What follows is a set of records. Retype them exactly, leaving out the pictures.

Items from an interface collection:
####

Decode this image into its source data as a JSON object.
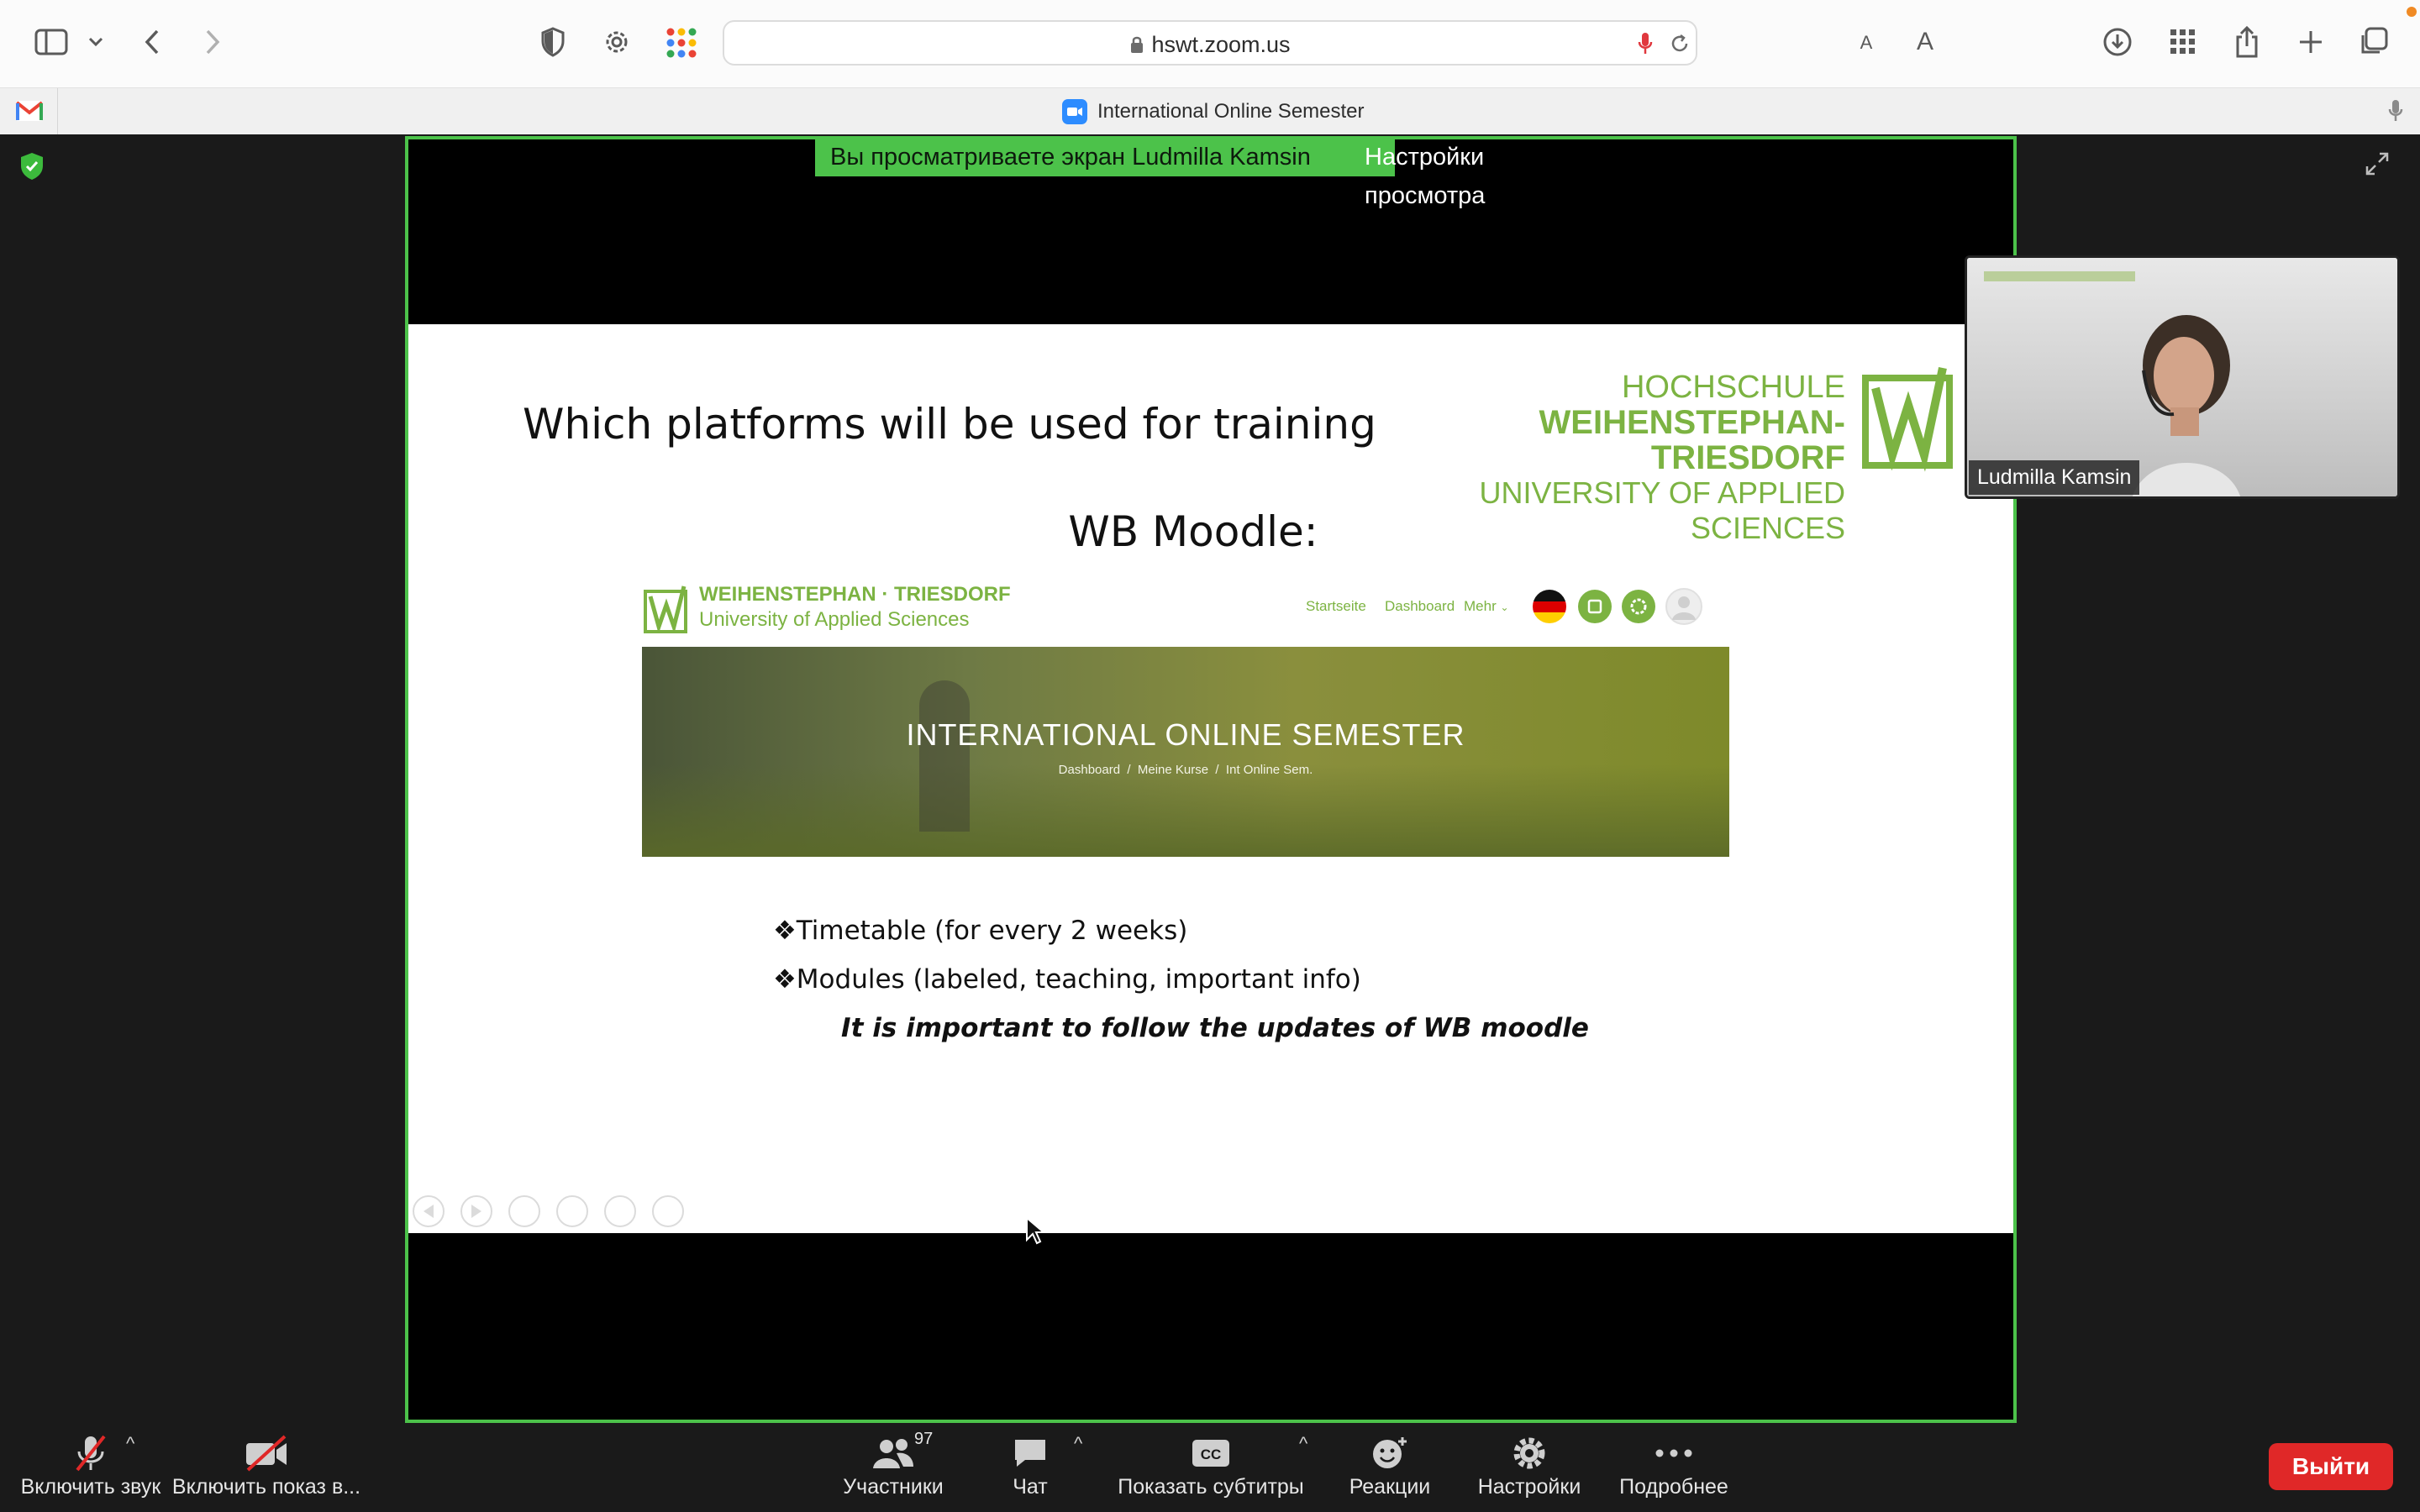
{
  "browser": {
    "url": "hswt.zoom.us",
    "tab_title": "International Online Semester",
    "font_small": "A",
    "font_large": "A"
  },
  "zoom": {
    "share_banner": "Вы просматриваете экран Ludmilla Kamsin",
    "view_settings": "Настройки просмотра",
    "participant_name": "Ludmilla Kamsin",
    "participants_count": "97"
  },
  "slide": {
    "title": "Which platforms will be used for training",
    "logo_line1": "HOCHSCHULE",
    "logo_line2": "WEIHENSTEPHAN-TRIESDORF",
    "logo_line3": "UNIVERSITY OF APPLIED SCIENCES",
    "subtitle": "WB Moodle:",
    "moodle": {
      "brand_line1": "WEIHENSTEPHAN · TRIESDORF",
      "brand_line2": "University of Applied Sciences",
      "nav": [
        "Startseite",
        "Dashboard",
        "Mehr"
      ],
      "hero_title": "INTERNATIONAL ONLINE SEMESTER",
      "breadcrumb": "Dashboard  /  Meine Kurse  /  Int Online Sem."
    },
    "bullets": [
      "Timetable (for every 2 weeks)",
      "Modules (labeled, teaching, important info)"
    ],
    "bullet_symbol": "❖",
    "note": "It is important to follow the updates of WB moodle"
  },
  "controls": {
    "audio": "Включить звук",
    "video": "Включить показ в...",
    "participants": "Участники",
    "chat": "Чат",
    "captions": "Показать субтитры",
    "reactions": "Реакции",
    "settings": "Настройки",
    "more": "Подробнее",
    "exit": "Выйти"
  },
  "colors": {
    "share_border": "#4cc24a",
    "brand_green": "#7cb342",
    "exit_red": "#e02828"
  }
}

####

§ **Result of this exercise**
Decode this image into its source data as a JSON object.
{
  "browser": {
    "url": "hswt.zoom.us",
    "tab_title": "International Online Semester",
    "font_small": "A",
    "font_large": "A"
  },
  "zoom": {
    "share_banner": "Вы просматриваете экран Ludmilla Kamsin",
    "view_settings": "Настройки просмотра",
    "participant_name": "Ludmilla Kamsin",
    "participants_count": "97"
  },
  "slide": {
    "title": "Which platforms will be used for training",
    "logo_line1": "HOCHSCHULE",
    "logo_line2": "WEIHENSTEPHAN-TRIESDORF",
    "logo_line3": "UNIVERSITY OF APPLIED SCIENCES",
    "subtitle": "WB Moodle:",
    "moodle": {
      "brand_line1": "WEIHENSTEPHAN · TRIESDORF",
      "brand_line2": "University of Applied Sciences",
      "nav": [
        "Startseite",
        "Dashboard",
        "Mehr"
      ],
      "hero_title": "INTERNATIONAL ONLINE SEMESTER",
      "breadcrumb": "Dashboard  /  Meine Kurse  /  Int Online Sem."
    },
    "bullets": [
      "Timetable (for every 2 weeks)",
      "Modules (labeled, teaching, important info)"
    ],
    "bullet_symbol": "❖",
    "note": "It is important to follow the updates of WB moodle"
  },
  "controls": {
    "audio": "Включить звук",
    "video": "Включить показ в...",
    "participants": "Участники",
    "chat": "Чат",
    "captions": "Показать субтитры",
    "reactions": "Реакции",
    "settings": "Настройки",
    "more": "Подробнее",
    "exit": "Выйти"
  },
  "colors": {
    "share_border": "#4cc24a",
    "brand_green": "#7cb342",
    "exit_red": "#e02828"
  }
}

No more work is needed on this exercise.